Provide the count of lines below that include the word "Allende", without any accompanying remarks.

# [DATA FOR THE TASK]
[Start of section]
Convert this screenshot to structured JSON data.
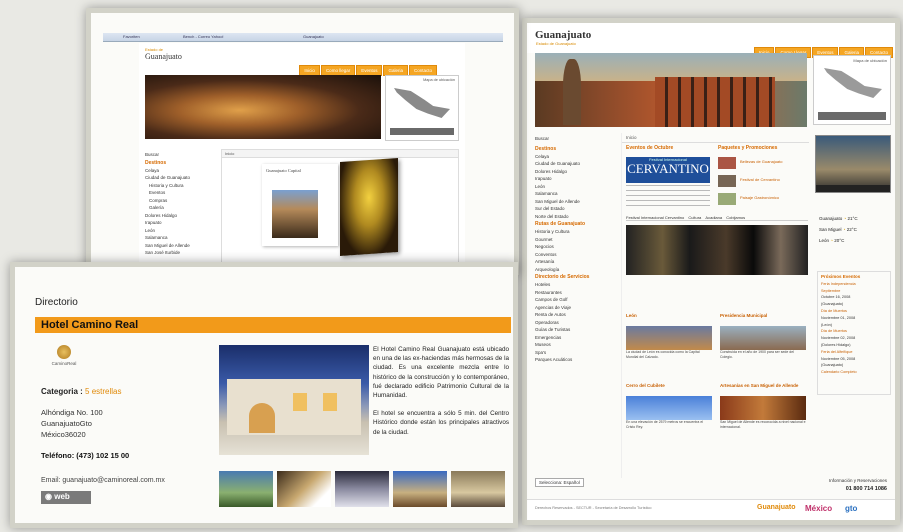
{
  "colors": {
    "accent": "#f29a1a",
    "link": "#c85f00",
    "bg": "#e9e9e4"
  },
  "screen1": {
    "browser_tabs": [
      "Favoriten",
      "Bench - Correo Yahoo!",
      "Guanajuato"
    ],
    "logo": {
      "line1": "Estado de",
      "line2": "Guanajuato"
    },
    "nav": [
      "Inicio",
      "Como llegar",
      "Eventos",
      "Galeria",
      "Contacto"
    ],
    "map_caption": "Mapa de ubicación",
    "sidebar_title": "Buscar",
    "sidebar_section": "Destinos",
    "sidebar_items": [
      "Celaya",
      "Ciudad de Guanajuato",
      "Historia y Cultura",
      "Eventos",
      "Compras",
      "Galería",
      "Dolores Hidalgo",
      "Irapuato",
      "León",
      "Salamanca",
      "San Miguel de Allende",
      "San José Iturbide"
    ],
    "breadcrumb": "Inicio",
    "book_caption": "Guanajuato Capital"
  },
  "screen2": {
    "logo": "Guanajuato",
    "logo_sub": "Estado de Guanajuato",
    "nav": [
      "Inicio",
      "Como Llegar",
      "Eventos",
      "Galeria",
      "Contacto"
    ],
    "map_caption": "Mapa de ubicación",
    "sidebar_search": "Buscar",
    "section_destinos": "Destinos",
    "destinos": [
      "Celaya",
      "Ciudad de Guanajuato",
      "Dolores Hidalgo",
      "Irapuato",
      "León",
      "Salamanca",
      "San Miguel de Allende",
      "Sur del Estado",
      "Norte del Estado"
    ],
    "section_rutas": "Rutas de Guanajuato",
    "rutas": [
      "Historia y Cultura",
      "Gourmet",
      "Negocios",
      "Conventos",
      "Artesanía",
      "Arqueología"
    ],
    "section_directorio": "Directorio de Servicios",
    "directorio": [
      "Hoteles",
      "Restaurantes",
      "Campos de Golf",
      "Agencias de Viaje",
      "Renta de Autos",
      "Operadoras",
      "Guías de Turistas",
      "Emergencias",
      "Museos",
      "Spa's",
      "Parques Acuáticos"
    ],
    "breadcrumb": "Inicio",
    "center_title": "Eventos de Octubre",
    "festival_title": "CERVANTINO",
    "festival_sub": "Festival Internacional",
    "tabs": [
      "Festival Internacional Cervantino",
      "Cultura",
      "Acadiana",
      "Cobijamos"
    ],
    "packages_title": "Paquetes y Promociones",
    "packages": [
      "Bellezas de Guanajuato",
      "Festival de Cervantino",
      "Paisaje Gastronómico"
    ],
    "weather": [
      {
        "city": "Guanajuato",
        "temp": "21°C"
      },
      {
        "city": "San Miguel",
        "temp": "22°C"
      },
      {
        "city": "León",
        "temp": "20°C"
      }
    ],
    "events_title": "Próximos Eventos",
    "events": [
      "Feria Independencia",
      "Septiembre",
      "Octubre 16, 2008",
      "(Guanajuato)",
      "Día de Muertos",
      "Noviembre 01, 2008",
      "(León)",
      "Día de Muertos",
      "Noviembre 02, 2008",
      "(Dolores Hidalgo)",
      "Feria del Alfeñique",
      "Noviembre 05, 2008",
      "(Guanajuato)",
      "Calendario Completo"
    ],
    "blocks": [
      {
        "title": "León",
        "text": "La ciudad de León es conocida como la Capital Mundial del Calzado."
      },
      {
        "title": "Presidencia Municipal",
        "text": "Construida en el año de 1900 para ser sede del Colegio."
      },
      {
        "title": "Cerro del Cubilete",
        "text": "En una elevación de 2579 metros se encuentra el Cristo Rey."
      },
      {
        "title": "Artesanías en San Miguel de Allende",
        "text": "San Miguel de Allende es reconocida a nivel nacional e internacional."
      }
    ],
    "language_label": "Selecciona: Español",
    "info_label": "Información y Reservaciones",
    "phone": "01 800 714 1086",
    "footer_text": "Derechos Reservados - SECTUR - Secretaría de Desarrollo Turístico",
    "footer_logos": [
      "Guanajuato",
      "México",
      "gto"
    ]
  },
  "hotel": {
    "header": "Directorio",
    "title": "Hotel Camino Real",
    "logo_text": "CaminoReal",
    "category_label": "Categoria :",
    "category_value": "5 estrellas",
    "address_1": "Alhóndiga No. 100",
    "address_2": "GuanajuatoGto",
    "address_3": "México36020",
    "phone": "Teléfono: (473) 102 15 00",
    "email": "Email: guanajuato@caminoreal.com.mx",
    "web_button": "web",
    "desc_1": "El Hotel Camino Real Guanajuato está ubicado en una de las ex-haciendas más hermosas de la ciudad. Es una excelente mezcla entre lo histórico de la construcción y lo contemporáneo, fué declarado edificio Patrimonio Cultural de la Humanidad.",
    "desc_2": "El hotel se encuentra a sólo 5 min. del Centro Histórico donde están los principales atractivos de la ciudad."
  }
}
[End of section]
# [YOUR RESPONSE]
4